Phishing attacks are on the rise, but how can you recognise them? CBR’s Alex Sword talks to Luis Corrons, Technical Director at PandaLabs.

AS: What are some common examples of phishing attacks?

The most common examples of phishing attacks are emails that supposedly come from a bank or payment provider, courier company, or popular shopping site (Amazon, itunes etc.). One way or the other, it will be trying to get our personal information so it can be used to steal further information or empty our accounts.

Phishing attacks take many different forms. What are some common characteristics that people can look out for?

Most times the initial phishing message always says there has been some kind of security incident involving your account, and tells you that in case you do not take action it will be suspended. There will be a link in that message that the user have to click in order to fix the problem, once clicked it takes the user to a web page with the look & feel of the organisation they are trying to fake and will ask the user for their personal information (credentials, security questions, etc.).

AS: What would a good employee training programme in an organisation look like?

The best training programme should start by launching a controlled phishing attack against company’s employees. This can then be used in the follow-up training to show how effective a real attack would have been and teach all employees to be able to recognise these types of attacks. Repeat this periodically to measure the success of previous training.

panda-securitySpecial attention should be given to the finance team to ensure they are aware of CEO fraud (aka Spear Phishing or Whaling) which occurs when an email supposedly coming from a C-Level executive requests an urgent and often substantial bank transfer. The FBI estimate $2.3bn has been lost to this type of fraud over the last three years.
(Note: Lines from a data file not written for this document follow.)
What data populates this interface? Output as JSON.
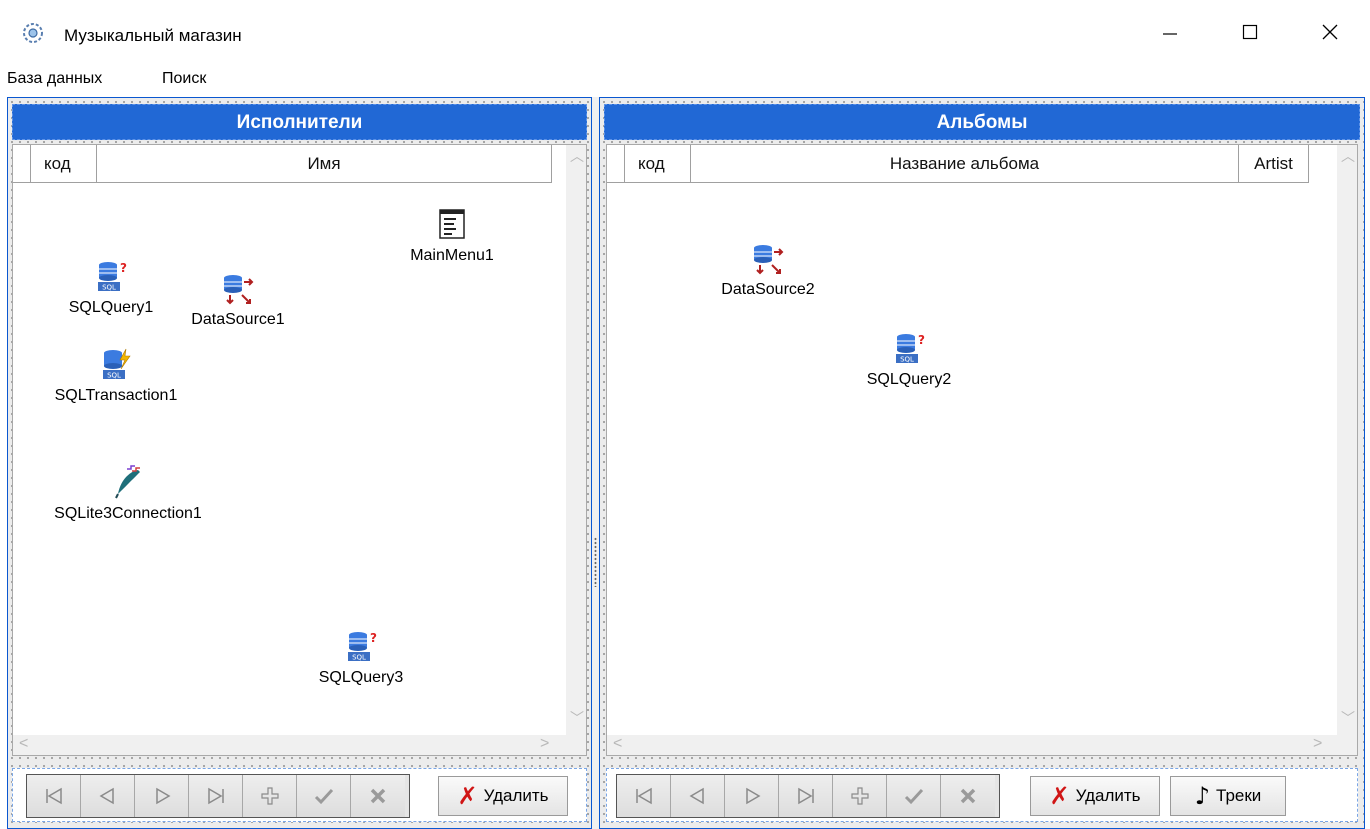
{
  "window": {
    "title": "Музыкальный магазин",
    "icon": "gear-app-icon",
    "controls": {
      "minimize": "—",
      "maximize": "☐",
      "close": "✕"
    }
  },
  "menu": {
    "items": [
      "База данных",
      "Поиск"
    ]
  },
  "left_panel": {
    "header": "Исполнители",
    "columns": [
      "код",
      "Имя"
    ],
    "components": [
      {
        "label": "MainMenu1",
        "icon": "main-menu-icon"
      },
      {
        "label": "SQLQuery1",
        "icon": "sql-query-icon"
      },
      {
        "label": "DataSource1",
        "icon": "data-source-icon"
      },
      {
        "label": "SQLTransaction1",
        "icon": "sql-transaction-icon"
      },
      {
        "label": "SQLite3Connection1",
        "icon": "sqlite-connection-icon"
      },
      {
        "label": "SQLQuery3",
        "icon": "sql-query-icon"
      }
    ],
    "delete_label": "Удалить"
  },
  "right_panel": {
    "header": "Альбомы",
    "columns": [
      "код",
      "Название альбома",
      "Artist"
    ],
    "components": [
      {
        "label": "DataSource2",
        "icon": "data-source-icon"
      },
      {
        "label": "SQLQuery2",
        "icon": "sql-query-icon"
      }
    ],
    "delete_label": "Удалить",
    "tracks_label": "Треки"
  },
  "navigator": {
    "buttons": [
      "first-icon",
      "prior-icon",
      "next-icon",
      "last-icon",
      "insert-icon",
      "post-icon",
      "cancel-icon"
    ]
  },
  "colors": {
    "header_blue": "#2168d5",
    "panel_border": "#0a57d0",
    "delete_red": "#d01515"
  }
}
Having a system in place where the finance team can verify anomalous transactions directly with the C-Level executives or senior members or staff at any time can stop these losses.

AS: What are some basic checks that can be put in place so that suspicious emails can be vetted?

Most phishing messages rely on the user to click on the link that is in the message or just opening an attachment. Not doing it solves the problem.

By learning the typical characteristics (there is a serious security problem, urging us to act as soon as possible threatening us with closing / suspend our account, giving us a link to solve the problem…) the users can spot phishing attempts.

At the end of the day if the user has any doubts and considers it might be a valid message, they can always go to the company website from the browser without clicking on the link. If available report suspicious emails to your IT team or provider.

Never trust attachments from unknown sources, of course.
AS: How are phishing attacks evolving?

PandaLabsLuis Corrons, Technical Director of PandaLabs.

Historically the cyber-criminals behind these attacks had problems with the language used as English was not their first language, and it was easy to spot grammar mistakes as well as misspelled words. Nowadays they have improved and in general they do not make these kinds of mistakes.

Phishers are more professional, and it is a continuous battle to realise we are facing a phishing attack, by contacting the originator by phone or directly visiting their website will normally confirm if the email is genuine.

Although phishing has often been linked to the theft of online banking credentials, there are some other kinds, such as those made to steal Facebook or Twitter credentials. In these cases instead of an email you get a message with a link, if you click on it, it takes you to a website with the same look & feel as the social network and asks you for your credentials.

AS: Is it possible to protect our data online to make phishing attacks less successful?

Yes, of course. First tip is not reusing passwords. Using a password manager is the most effective solution for this. On top of that we should enable 2FA (two factor authentication) so even if a phishing attack succeeds and our credentials are stolen, our accounts will be safe